We arrived at Highborne Cay about 15:00 and anchored
inside the harbor. This was the first Cay in the Exumas that we visited on our initial trip to the Bahamas in 2007 and now we were retracing our steps. I had just finished reading a book entitled “Life on a Rock” which details the adventures of a couple that managed Highborne Cay for four years. After going ashore for a short walk and visiting the marina, we moved outside the harbor and anchored with several other boats on the west side of the island. We were surprised to see the ketch “Mr. Mac” anchored there. They had crossed from the States the same night we did and we spent a boring 2 hours in Lucaya with them waiting for the immigration official to arrive so we could check in. After dinner we shared dessert with the crew of Mr. Mac and caught up on where we had been since Lucaya.

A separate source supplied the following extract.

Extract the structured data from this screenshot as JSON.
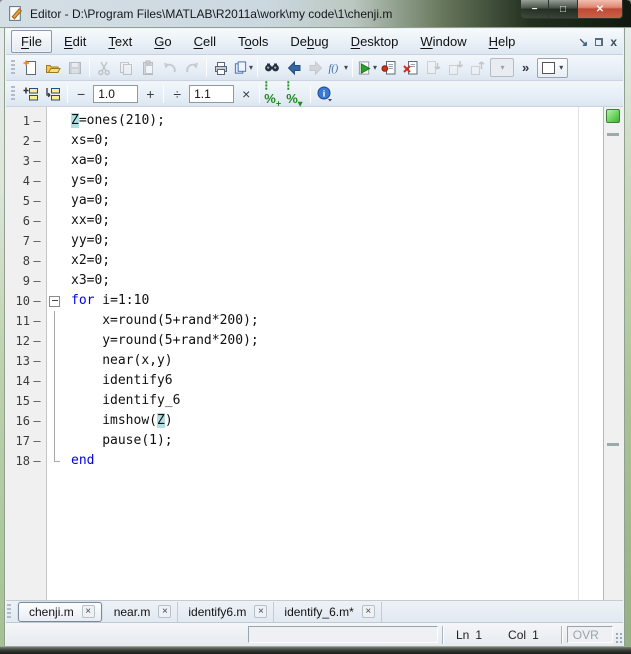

Early the next morning we departed the anchorage with a building NW wind and some very ugly squalls to our North. We wanted to get to a more secure harbor before the predicted cold front moved through the area. Our intended place to hide was the Exumas Land
& Sea Park at Warderick Wells. This is a great anchorage with very secure moorings for the night. We made it in just before noon and we met the crews of several other boats already moored at the park. After lunch I used a piece of driftwood already aboard to make a sign for Booby Hill. This is a long tradition at the park to leave your boat name on a sign at the peak of Booby Hill.
From Warderick Wells, we continued south along the Exuma chain. Our next stop was Staniel Cay. We anchored just off of the famous Thunderball Grotto where part of the James Bond movie was filmed. This is an underwater cavern that is accessible only at low tide and slack current. Unfortunately, this was not a good week to find those conditions. However, we did have a nice walk around the town and did a little Christmas shopping at the Staniel Cay YC.
From Staniel Cay we headed down to a place we have never visited before called Little Farmers Cay. It is one of the few anchorages in the Exumas that offered us protection from the West winds predicted for the
next few days. This harbor has very fast currents that rip through the anchorage because it is very close to one of the “cuts” between Exuma Sound and the Banks. Therefore, we rented a mooring from “Ocean Cabin”, the bar and restaurant on the island. The mooring was very near a shoreline made up of what is known locally as “Iron Shore”. This is a very sharp rocky limestone coastline. I did not sleep very well not knowing what the condition of the mooring tackle. We had no problem overnight but a couple weeks later we heard about another large catamaran that was on one of these moorings that gave way in the middle of the night and the boat went up against the “Iron Shore “ and tore a hole in their bow.
On Sunday December 5th we had a perfect forecast to sail the final leg from Little Farmers to Georgetown. The winds were light out of the west and the sun was shining. WE made the 35 mile run in about six hours. Upon arriving at Georgetown harbor we were welcomed by several of our cruising friends, including “Nice & Easy”, the boat we met near
Annapolis on the first day of our trip south. They had completed their voyage to Georgetown the previous day.
There are more photos below